Yet just at the end of this we drove them back in one charge two yards beyond the breach, and behold in the front rank, Sir Guy, utterly fearless, cool, and collected; nevertheless, with one stroke I broke his helm, and he fell to the ground before the two armies, even as I fell that day in the lists; and we drove them twenty feet farther, yet they saved Sir Guy.

Well, again — what would you have? They drove us back again, and they drove us into our inner castle walls. And I was the last to go in, and just as I was entering, the boldest and nearest of the enemy clutched at my love’s hair in my helm, shouting out quite loud, ‘Whore’s hair for John the goldsmith!’

At the hearing of which blasphemy the Lord gave me such strength, that I turned and caught him by the ribs with my left hand, and with my right, by sheer strength, I tore off his helm and part of his nose with it, and then swinging him round about, dashed his brains out against the castle-walls.

Yet thereby was I nearly slain, for they surrounded me, only Sir William and the others charged out and rescued me, but hardly.

May the Lord help all true men! In an hour we were all fighting pell mell on the walls of the castle itself, and some were slain outright, and some were wounded, and some yielded themselves and received mercy; but I had scarce the heart to fight any more, because I thought of Alys lying with her face upon the floor and her agonised hands outspread, trying to clutch something, trying to hold to the cracks of the boarding. So when I had seen William de la Fosse slain by many men, I cast my shield and helm over the battlements, and gazed about for a second, and lo! on one of the flanking towers, my gold wings still floated by the side of William’s white lion, and in the other one I knew my poor Love, whom they had left quite alone, was lying.

So then I turned into a dark passage and ran till I reached the tower stairs, up that too I sprang as though a ghost were after me, I did so long to kiss her again before I died, to soothe her too, so that she should not feel this day, when in the aftertimes she thought of it, as wholly miserable to her.
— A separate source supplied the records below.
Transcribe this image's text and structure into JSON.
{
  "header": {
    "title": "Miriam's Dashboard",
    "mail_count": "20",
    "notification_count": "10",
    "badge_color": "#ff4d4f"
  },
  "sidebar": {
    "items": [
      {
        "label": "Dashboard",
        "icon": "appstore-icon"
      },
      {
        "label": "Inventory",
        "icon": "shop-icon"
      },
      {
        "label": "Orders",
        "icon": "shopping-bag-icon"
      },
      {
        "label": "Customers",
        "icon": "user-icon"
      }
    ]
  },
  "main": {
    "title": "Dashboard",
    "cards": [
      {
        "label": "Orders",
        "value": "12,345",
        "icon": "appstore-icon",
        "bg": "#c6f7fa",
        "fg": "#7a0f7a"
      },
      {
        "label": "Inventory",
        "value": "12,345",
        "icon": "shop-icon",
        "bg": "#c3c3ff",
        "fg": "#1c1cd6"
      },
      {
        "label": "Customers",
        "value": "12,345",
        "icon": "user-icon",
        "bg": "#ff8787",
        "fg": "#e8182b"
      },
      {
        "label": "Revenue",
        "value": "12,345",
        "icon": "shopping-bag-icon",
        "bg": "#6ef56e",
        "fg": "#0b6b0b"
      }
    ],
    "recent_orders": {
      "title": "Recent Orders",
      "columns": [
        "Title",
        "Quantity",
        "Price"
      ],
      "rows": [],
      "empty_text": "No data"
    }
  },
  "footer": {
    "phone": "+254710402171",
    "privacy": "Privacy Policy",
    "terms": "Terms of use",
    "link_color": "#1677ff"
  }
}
For I knew they would neither slay her nor treat her cruelly, for in sooth all loved her, only they would make her marry Sir Guy le bon amant.

In the topmost room I found her, alas! alas! lying on the floor, as I said; I came to her and kissed her head as she lay, then raised her up; and I took all my armour off and broke my sword over my knee.
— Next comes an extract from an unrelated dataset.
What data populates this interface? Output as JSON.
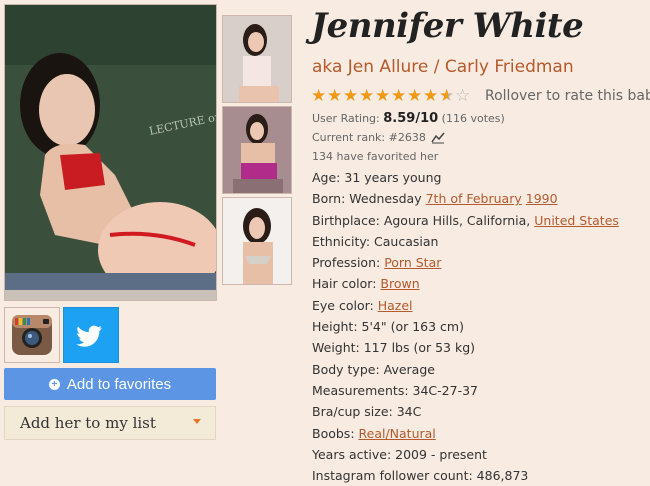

And then I led her to the window away from the fighting, from whence we only saw the quiet country, and kissed her lips till she wept and looked no longer sad and wretched; then I said to her:

‘Now, O Love, we must part for a little, it is time for me to go and die.’

‘Why should you go away?’ she said, ‘they will come here quick enough, no doubt, and I shall have you longer with me if you stay; I do not turn sick at the sight of blood.’

‘O my poor Love!’ And I could not go because of her praying face; surely God would grant anything to such a face as that.

‘Oh!’ she said, ‘you will let me have you yet a little longer, I see; also let me kiss your feet.’

She threw herself down and kissed them, and then did not get up again at once, but lay there holding my feet.

And while she lay there, behold a sudden tramping that she did not hear, and over the green hangings the gleam of helmets that she did not see, and then one pushed aside the hangings with his spear, and there stood the armed men.

‘Will not somebody weep for my darling?’

She sprang up from my feet with a low, bitter moan, most terrible to hear, she kissed me once on the lips, and then stood aside, with her dear head thrown back, and holding her lovely loose hair strained over her outspread arms, as though she were wearied of all things that had been or that might be.

Then one thrust me through the breast with a spear, and another with his sword, which was three inches broad, gave me a stroke across the thighs that hit to the bone; and as I fell forward one cleft me to the teeth with his axe.

And then I heard my darling shriek.

http://ebooks.adelaide.edu.au/m/morris/william/world-of-romance/chapter4.html

Last updated Thursday, March 6, 2014 at 22:07